Items from a dataset
• • •
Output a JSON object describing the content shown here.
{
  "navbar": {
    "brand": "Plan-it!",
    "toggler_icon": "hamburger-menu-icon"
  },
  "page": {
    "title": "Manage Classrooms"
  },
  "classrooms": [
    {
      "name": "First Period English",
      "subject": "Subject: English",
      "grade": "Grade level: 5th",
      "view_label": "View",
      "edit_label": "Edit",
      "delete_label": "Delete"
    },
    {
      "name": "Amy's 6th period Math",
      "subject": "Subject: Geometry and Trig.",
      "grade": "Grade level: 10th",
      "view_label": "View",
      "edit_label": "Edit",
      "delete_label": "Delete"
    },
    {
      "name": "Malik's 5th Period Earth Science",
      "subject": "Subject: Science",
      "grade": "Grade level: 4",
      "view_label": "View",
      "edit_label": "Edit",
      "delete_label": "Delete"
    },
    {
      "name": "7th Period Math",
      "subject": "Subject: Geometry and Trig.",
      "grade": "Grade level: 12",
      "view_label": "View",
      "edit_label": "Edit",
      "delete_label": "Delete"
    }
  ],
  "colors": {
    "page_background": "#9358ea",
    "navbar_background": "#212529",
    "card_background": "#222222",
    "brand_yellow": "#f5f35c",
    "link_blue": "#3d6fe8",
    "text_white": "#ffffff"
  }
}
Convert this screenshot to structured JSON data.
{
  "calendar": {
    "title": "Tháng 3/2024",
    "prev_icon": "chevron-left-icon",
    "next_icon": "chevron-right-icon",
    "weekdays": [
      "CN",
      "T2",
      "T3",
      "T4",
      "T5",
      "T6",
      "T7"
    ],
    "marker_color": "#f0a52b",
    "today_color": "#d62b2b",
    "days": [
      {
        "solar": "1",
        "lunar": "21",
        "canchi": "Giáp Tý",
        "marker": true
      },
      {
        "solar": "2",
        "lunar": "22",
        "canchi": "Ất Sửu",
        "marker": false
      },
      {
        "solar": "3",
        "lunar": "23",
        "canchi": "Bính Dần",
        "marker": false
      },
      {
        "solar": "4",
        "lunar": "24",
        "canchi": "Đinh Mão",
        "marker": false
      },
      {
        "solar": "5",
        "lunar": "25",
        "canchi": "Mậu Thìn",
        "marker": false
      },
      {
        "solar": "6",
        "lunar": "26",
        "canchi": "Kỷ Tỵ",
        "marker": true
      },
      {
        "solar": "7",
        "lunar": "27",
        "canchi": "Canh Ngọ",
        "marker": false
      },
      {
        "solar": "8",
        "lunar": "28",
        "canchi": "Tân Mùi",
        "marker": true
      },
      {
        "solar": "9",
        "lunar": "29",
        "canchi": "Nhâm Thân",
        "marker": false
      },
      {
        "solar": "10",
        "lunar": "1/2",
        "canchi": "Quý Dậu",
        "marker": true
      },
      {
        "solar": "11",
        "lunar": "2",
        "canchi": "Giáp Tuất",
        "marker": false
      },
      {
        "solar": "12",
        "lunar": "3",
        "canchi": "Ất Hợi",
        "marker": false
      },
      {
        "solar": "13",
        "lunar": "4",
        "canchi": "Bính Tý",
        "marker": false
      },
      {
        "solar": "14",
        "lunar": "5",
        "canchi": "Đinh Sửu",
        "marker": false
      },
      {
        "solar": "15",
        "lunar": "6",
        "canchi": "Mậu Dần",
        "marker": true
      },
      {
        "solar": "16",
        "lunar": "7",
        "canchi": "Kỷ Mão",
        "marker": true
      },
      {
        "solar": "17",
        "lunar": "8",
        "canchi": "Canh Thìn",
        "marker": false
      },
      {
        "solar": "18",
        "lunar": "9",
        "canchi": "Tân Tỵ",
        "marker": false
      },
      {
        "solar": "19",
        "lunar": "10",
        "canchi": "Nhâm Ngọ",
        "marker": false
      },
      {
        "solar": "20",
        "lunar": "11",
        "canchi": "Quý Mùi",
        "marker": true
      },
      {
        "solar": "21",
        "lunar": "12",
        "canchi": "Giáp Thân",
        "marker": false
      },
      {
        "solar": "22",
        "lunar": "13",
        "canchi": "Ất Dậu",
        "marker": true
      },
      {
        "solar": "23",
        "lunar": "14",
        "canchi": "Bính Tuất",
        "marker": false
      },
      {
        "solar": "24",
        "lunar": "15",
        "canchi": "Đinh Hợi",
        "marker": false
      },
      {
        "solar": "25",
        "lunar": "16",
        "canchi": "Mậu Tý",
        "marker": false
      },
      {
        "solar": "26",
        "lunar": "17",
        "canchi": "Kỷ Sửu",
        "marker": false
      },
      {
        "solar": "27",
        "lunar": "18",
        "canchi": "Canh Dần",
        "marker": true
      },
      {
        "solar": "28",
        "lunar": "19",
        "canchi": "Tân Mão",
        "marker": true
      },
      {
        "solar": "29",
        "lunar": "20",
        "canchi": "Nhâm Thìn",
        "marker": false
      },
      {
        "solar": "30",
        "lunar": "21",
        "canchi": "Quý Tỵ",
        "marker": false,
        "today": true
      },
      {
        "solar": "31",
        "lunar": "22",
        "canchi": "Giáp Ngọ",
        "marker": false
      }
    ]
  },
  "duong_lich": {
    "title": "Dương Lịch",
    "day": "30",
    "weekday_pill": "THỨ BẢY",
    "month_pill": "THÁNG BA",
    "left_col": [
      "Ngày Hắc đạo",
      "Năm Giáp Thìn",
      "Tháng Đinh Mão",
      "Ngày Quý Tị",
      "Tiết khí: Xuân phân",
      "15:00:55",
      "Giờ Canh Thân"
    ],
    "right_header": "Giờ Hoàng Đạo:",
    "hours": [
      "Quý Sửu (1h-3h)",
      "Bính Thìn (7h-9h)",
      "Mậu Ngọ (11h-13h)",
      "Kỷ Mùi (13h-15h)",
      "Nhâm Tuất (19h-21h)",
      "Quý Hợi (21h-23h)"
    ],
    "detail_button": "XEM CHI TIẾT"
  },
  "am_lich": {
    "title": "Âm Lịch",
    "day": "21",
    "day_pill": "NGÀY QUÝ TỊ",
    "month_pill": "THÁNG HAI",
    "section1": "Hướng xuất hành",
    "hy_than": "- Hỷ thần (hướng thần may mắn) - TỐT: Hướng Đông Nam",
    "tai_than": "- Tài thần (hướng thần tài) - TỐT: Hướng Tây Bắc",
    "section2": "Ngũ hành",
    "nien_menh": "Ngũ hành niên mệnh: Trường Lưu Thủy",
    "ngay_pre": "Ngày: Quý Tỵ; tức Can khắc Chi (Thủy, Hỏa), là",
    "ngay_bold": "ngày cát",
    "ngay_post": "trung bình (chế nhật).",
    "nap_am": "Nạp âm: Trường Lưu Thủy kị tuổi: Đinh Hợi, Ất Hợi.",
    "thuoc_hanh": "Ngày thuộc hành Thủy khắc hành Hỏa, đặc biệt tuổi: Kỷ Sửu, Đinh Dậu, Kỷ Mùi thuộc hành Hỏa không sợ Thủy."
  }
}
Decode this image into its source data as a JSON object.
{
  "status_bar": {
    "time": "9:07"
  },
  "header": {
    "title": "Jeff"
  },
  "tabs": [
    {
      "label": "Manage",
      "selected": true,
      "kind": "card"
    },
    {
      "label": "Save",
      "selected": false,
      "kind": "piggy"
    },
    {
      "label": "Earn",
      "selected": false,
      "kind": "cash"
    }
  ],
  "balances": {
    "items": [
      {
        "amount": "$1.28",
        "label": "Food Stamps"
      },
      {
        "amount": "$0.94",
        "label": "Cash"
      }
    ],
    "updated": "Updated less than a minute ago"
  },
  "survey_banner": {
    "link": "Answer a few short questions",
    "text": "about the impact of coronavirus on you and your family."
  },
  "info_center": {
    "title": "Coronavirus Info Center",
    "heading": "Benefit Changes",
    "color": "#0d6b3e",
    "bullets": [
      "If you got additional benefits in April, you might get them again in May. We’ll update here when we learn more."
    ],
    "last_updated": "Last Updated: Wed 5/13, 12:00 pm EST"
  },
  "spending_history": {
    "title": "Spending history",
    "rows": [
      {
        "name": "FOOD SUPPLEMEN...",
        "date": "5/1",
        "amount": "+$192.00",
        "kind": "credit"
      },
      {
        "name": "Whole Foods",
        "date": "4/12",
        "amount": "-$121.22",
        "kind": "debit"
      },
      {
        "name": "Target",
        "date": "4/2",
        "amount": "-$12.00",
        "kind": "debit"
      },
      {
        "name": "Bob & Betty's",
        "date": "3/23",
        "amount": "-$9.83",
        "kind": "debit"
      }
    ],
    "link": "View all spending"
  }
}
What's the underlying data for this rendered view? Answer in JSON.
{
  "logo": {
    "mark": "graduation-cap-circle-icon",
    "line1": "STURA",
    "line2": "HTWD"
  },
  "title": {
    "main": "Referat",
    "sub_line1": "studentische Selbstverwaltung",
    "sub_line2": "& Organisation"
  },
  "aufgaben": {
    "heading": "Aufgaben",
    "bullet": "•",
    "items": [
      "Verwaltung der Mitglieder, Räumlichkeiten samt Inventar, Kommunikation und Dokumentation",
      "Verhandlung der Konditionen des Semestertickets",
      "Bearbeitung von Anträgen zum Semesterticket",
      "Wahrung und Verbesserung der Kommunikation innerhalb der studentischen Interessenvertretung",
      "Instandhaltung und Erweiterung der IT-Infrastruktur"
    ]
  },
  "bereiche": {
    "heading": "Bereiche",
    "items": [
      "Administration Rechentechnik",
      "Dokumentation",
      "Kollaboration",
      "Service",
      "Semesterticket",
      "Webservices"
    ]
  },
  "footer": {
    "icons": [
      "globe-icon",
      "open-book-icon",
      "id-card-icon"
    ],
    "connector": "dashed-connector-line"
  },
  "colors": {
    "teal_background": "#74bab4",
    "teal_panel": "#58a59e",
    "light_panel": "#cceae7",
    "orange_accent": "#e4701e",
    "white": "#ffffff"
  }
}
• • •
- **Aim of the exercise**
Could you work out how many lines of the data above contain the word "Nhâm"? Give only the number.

- **Expected output**
4